Among the range of government decisions needed for this transformation, the report highlights the important role that governments must play to signal the end of sales of new internal combustion engine (ICE) vehicles by 2035.
To meet this target, the private sector needs to make massive investments in manufacturing and sourcing out supply chains for precious metals needed for batteries.
In addition, governments need to enhance infrastructure and strategically place charging stations where motorists need them most. While these changes are necessary, it is perhaps even more important that consumer confidence grows to support this transition. This will require actions that could include incentives like rebates for EVs, penalties for combustion cars and ensuring access to charging stations on well travelled routes.
Behavioural changes driven by government policies and investment
The NZE pathway emphasizes how critical behavioural changes are needed to cut energy demand and emissions, most of which (75%) will be directly attributed to government policy.

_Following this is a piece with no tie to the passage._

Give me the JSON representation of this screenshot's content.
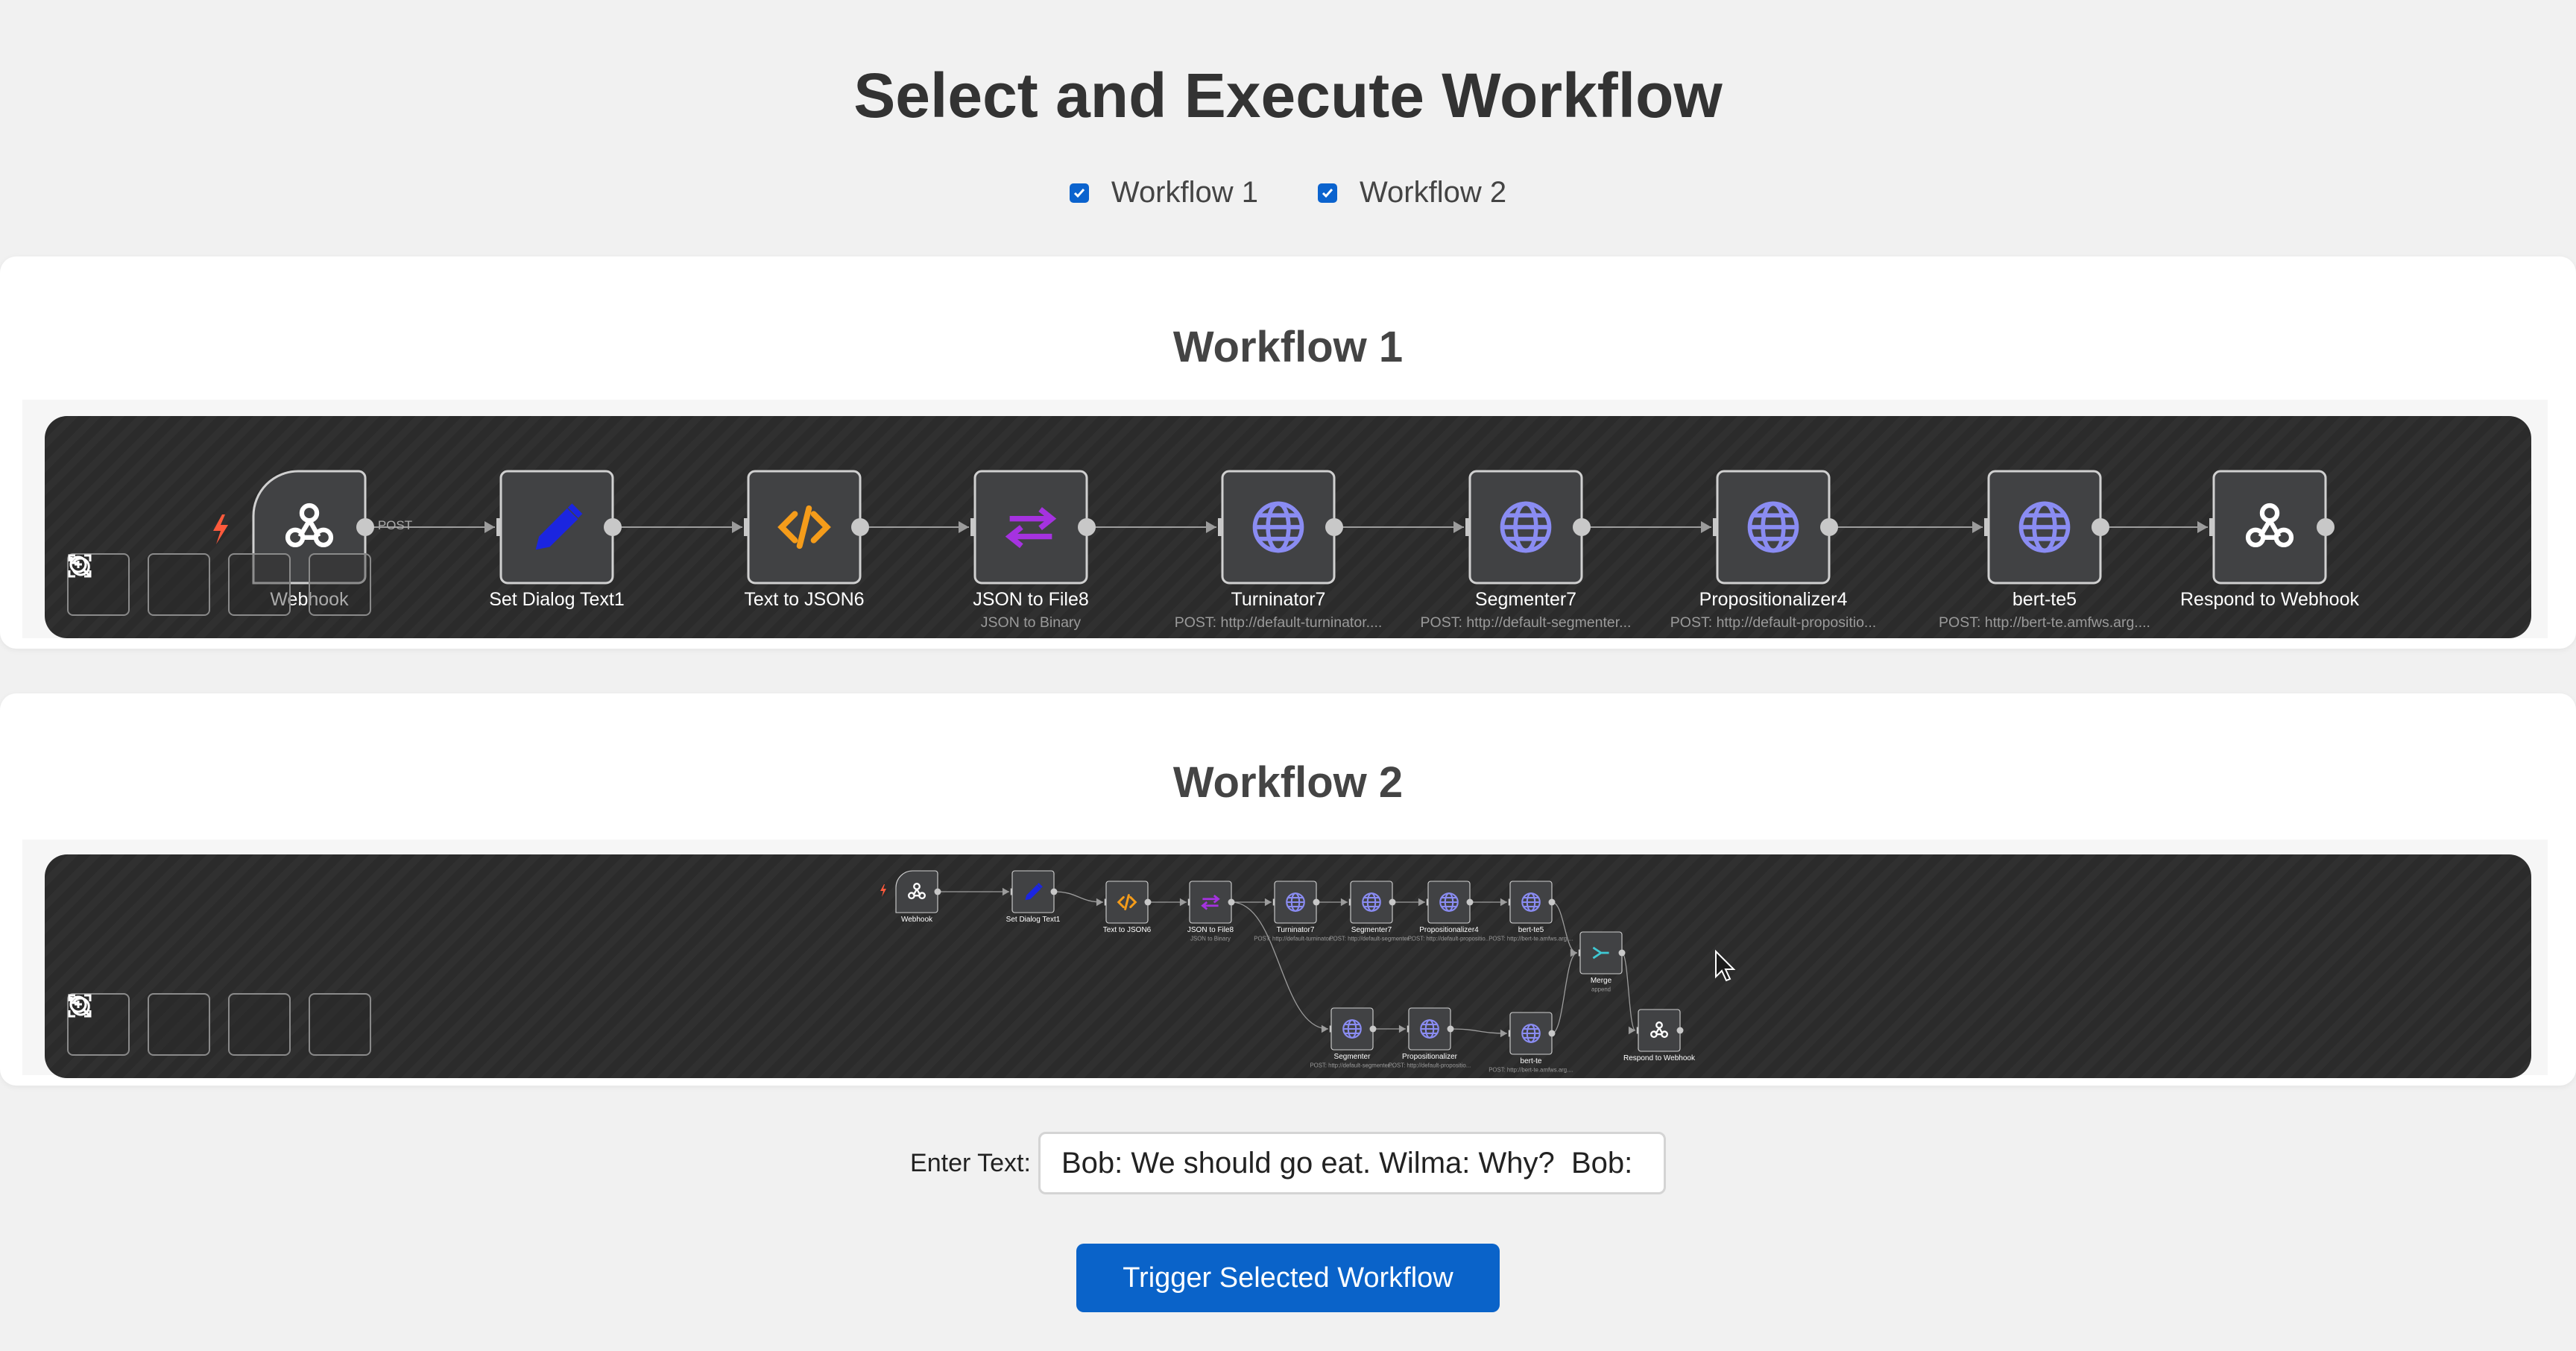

These would include measures to phase out polluting cars, reducing speed limits on highways, and using strategic pricing and campaigns to encourage more discretionary changes like reducing wasteful energy usage in homes and offices.
Private companies also play an important role in promoting the behavioural change needed for the NZE. While companies can reduce the carbon footprint of their commercial buildings, they can also influence behavioural changes of their employees by promoting the use of public transit or encouraging working from home when possible.
An ambitious but achievable path
The IEA has established a clear set of milestones needed to achieve net-zero by 2050, laid out simply in the graphic below. The steps they suggest are no doubt ambitious, but they are achievable.
And if there is one thing this report and others like it make clear, it is this: immediate action is needed if we are going to save this planet.
Net zero is essentially a math problem with multiple solutions. The real challenge will be mobilizing governments, companies, and individuals to be part of the solution today while there is still time.
Written by Susie Ho, former Senior Advisor at the Nuclear Innovation Institute.